Dell's Fluid Cache for SAN and DAS allows servers to cache the most important data on Flash storage.
Dell’s updated systems management capabilities also allows administrators to monitor and manage datacentres using a hand held device.
Additional server management tasks are automated, such as storing, accessing, and deploying a server configuration profile or firmware update from a central repository.
Dell also has introduced direct-attached storage offerings developed for the new PowerEdge servers. The new Dell Storage MD1400 and MD1420 offer double the bandwidth and improved performance compared to the previous generation offerings, as well as self-encrypting-drives (SEDs), and data management between the server and storage enclosure.
The new Dell PowerEdge servers will begin shipping September 8.
A mainstream two socket (2S)/2U rack server – targeted at providing scale out storage demanded by today’s cloud service providers, Hadoop/Big Data users and co-location hosting - optionally offers in-box storage tiering.
A mainstream 2S/2U rack server aimed at supporting virtualised platforms, virtualization, web serving and high performance computing. The two GPU option also enables medical imaging.
A mainstream 2S/1U rack server – designed for high density datacenter scaling for database, and virtualisation environments, web serving and high performance computing.

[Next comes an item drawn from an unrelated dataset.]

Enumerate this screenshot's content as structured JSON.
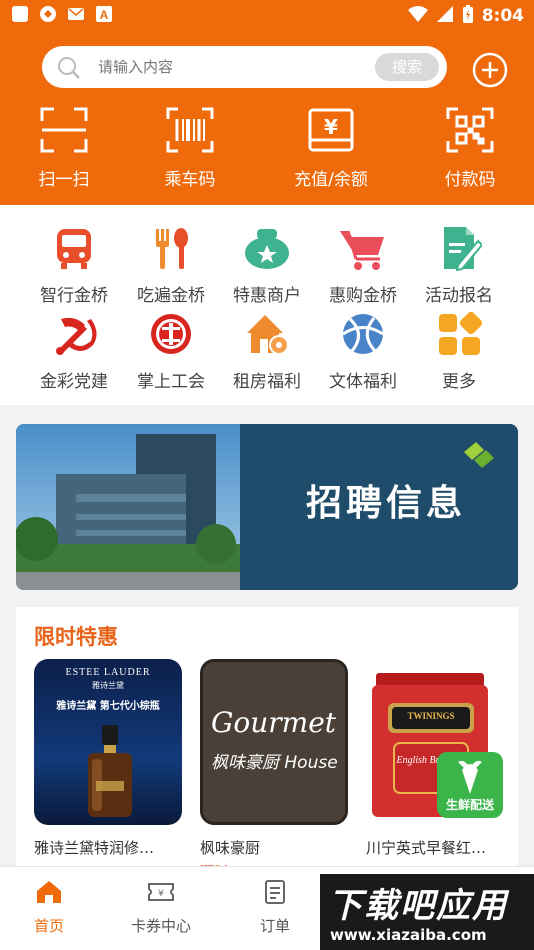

A mainstream 2S/5U rack-mount tower server – designed to deliver performance and scalability to mid-size offices, remote and branch offices and datacentres. Internal storage can support large databases and CRM systems, while and four GPUs enable desktop virtualisation and medical imaging.
A 2S blade server used with the 10U M1000e and VRTX shared infrastructure chassis. Suited to large data centers - hosting virtualisation, or running business intelligence applications and large databases. A building block for private clouds.